As Lord Mayor, one of my titles is Chief Magistrate of the City of London. While the title is now largely honorary, for centuries it meant the Lord Mayor would actually sit as a magistrate in his own court and give judgments. While the Lord Mayor no longer oversees court cases, it is still part of the Lord Mayor’s duty as Chief Magistrate to preside over the formal opening of sessions at the Central Criminal Court.
So the role of Lord Mayor goes hand in hand with the principle that the City of London should be a centre for justice – Just as the success of the City of London has gone hand in hand with a trusted legal system, excellence in legal services and a reputation as a place where contracts will be honoured and disputes will be fairly resolved. As Lord Mayor, I am a constant witness to the value of the unique cluster of legal expertise and services we have here in the City and what an asset this is for the UK.
Our courts, along with our Inns of Court, are a crucial part of the City’s infrastructure. That infrastructure is about to be supercharged with the building of a new Justice Quarter for London, right here in the Square Mile.
At its heart will be the new City of London Law Courts at Fleet Street, an innovative new 18-courtroom facility, which will sit alongside a new headquarters for City of London Police at Salisbury Square. The City of London Law Courts will be the flagship for Her Majesty’s Courts and Tribunal Service and the Ministry of Justice, containing Crown, Magistrates, County and Civil Courts all in a single building. This new court replaces the Mayor’s and City of London Court and the City of London Magistrates’ Court, and will also contain eight Crown courtrooms. It will provide significantly improved facilities and will be equipped to deliver justice in the modern age, with a focus on economic crime, cyber-crime and fraud.
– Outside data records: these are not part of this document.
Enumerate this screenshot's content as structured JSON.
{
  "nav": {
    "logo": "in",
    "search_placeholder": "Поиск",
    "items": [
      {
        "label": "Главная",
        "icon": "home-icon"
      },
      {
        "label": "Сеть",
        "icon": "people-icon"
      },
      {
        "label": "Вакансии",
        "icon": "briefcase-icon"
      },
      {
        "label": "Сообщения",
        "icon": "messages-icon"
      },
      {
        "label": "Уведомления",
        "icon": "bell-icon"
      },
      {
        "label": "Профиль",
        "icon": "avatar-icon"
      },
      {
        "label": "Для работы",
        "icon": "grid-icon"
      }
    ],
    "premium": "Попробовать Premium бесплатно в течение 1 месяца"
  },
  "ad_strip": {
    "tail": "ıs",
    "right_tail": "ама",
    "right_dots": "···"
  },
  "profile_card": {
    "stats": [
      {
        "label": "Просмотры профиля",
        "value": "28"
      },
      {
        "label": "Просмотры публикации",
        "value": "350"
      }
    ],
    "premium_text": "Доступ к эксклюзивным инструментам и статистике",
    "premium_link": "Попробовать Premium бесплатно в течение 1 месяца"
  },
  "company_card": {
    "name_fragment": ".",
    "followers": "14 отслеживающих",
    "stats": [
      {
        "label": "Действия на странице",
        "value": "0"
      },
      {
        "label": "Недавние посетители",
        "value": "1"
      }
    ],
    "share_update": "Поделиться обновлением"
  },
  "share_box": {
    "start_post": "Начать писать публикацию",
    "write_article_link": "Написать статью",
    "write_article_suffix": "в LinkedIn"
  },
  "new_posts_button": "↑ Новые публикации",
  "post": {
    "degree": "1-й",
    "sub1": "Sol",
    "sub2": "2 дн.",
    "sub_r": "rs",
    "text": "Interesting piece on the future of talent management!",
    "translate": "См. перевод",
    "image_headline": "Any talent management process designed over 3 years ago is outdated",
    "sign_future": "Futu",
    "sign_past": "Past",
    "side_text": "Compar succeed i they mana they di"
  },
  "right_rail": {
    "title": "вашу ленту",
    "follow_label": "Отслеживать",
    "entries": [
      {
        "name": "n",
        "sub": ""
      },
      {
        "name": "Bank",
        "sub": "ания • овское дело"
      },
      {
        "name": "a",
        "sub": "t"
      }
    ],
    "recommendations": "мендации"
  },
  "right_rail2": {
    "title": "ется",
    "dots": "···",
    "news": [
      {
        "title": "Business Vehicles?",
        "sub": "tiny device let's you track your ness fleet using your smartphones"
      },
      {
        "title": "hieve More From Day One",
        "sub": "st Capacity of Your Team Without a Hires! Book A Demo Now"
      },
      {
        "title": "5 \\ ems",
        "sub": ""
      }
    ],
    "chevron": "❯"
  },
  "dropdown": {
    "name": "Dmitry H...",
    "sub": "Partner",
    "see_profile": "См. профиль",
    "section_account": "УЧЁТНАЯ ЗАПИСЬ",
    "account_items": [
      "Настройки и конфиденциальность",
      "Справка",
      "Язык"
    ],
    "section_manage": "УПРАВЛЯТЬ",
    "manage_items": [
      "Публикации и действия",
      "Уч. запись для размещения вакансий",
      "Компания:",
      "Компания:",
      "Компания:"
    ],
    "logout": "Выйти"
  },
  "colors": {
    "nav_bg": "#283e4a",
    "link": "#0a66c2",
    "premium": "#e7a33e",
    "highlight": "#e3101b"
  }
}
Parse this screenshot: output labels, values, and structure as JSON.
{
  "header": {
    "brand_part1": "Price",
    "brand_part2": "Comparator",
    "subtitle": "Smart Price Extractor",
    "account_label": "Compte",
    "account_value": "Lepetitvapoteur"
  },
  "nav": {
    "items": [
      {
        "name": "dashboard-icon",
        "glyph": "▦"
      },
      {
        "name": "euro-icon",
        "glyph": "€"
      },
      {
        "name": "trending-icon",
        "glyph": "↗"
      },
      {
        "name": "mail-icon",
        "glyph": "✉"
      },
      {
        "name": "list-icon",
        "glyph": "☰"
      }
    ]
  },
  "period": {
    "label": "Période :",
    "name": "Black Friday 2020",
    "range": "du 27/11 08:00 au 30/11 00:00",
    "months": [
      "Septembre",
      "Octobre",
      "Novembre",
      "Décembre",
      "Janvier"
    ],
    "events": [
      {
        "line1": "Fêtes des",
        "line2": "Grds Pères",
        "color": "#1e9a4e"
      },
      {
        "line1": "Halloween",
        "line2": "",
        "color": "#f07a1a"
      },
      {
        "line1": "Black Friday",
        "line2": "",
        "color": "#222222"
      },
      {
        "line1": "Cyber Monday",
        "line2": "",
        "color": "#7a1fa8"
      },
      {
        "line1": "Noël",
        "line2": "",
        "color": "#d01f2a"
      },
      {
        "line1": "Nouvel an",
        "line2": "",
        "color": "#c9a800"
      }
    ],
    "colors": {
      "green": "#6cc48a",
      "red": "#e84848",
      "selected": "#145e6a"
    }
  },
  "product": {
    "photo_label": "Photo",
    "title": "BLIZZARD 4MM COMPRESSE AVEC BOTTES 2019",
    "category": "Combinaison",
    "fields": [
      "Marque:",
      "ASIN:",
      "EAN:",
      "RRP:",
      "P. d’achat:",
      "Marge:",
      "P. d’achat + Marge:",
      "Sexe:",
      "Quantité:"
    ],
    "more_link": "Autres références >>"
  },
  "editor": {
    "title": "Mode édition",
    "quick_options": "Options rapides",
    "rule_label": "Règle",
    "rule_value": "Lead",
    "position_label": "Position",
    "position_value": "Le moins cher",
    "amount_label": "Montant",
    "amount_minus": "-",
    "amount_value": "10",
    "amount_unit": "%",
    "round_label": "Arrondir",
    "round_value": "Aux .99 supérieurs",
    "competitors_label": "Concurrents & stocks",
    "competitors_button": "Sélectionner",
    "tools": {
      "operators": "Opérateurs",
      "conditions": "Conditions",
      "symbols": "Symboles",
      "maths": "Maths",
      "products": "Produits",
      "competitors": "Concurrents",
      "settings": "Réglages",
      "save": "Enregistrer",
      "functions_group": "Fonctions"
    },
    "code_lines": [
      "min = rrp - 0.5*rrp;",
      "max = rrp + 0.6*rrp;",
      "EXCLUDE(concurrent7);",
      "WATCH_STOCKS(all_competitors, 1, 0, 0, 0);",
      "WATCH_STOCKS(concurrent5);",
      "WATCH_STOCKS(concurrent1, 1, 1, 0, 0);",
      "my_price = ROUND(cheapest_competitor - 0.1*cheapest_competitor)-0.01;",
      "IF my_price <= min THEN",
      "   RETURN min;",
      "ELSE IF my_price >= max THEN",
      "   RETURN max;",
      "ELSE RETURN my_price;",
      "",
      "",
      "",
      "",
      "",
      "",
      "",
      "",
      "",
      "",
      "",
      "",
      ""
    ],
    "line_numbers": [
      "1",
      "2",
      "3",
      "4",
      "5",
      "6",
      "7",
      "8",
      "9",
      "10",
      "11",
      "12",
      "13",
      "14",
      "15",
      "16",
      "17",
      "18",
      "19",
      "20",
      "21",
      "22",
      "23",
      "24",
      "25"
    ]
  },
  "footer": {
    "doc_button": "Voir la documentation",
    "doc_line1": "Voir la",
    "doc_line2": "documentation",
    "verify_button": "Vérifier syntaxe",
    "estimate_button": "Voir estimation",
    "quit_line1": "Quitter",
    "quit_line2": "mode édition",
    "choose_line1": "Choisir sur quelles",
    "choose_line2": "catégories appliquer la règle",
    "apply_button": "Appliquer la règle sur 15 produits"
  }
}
Flanked to the north east by the Old Bailey, and the Royal Courts of Justice to the west, this cutting-edge facility will create a law corridor across the heart of London – reflecting the City of London’s role as a global centre of justice and legal services. It will also align with the HMCTS Reform Programme, launched in 2016 to bring modern ways of working to the justice system, using technology to prioritise the safety and integrity of the legal process.
This project will reinforce the Square Mile’s reputation as a place to do business by ensuring we are able to adapt to the changing demands placed on the justice system. Maintaining our position as a world-leading judicial centre is essential as we drive our economic recovery forward and build back better from the pandemic.
The Justice Quarter will give us the capacity for dealing with specialist disputes in areas such as economic crime, fraud and cyber-crime, which have of course become major international challenges. It will also increase the capacity for disputes from around the world to be settled in London, enhancing the City’s already formidable global offer as a centre for dispute resolution
The UK’s legal services sector is second in size only to the US. 200 law firms from overseas have offices here in the UK, including all of the world’s top 50 law firms. And English common law remains by far the most popular choice worldwide for cross-border contracts, being used in 40% of all global corporate arbitrations.
With this new Justice Quarter for London, the traditions of justice which underpin the City will be even stronger, and London’s future as a centre for international dispute resolution will be even brighter.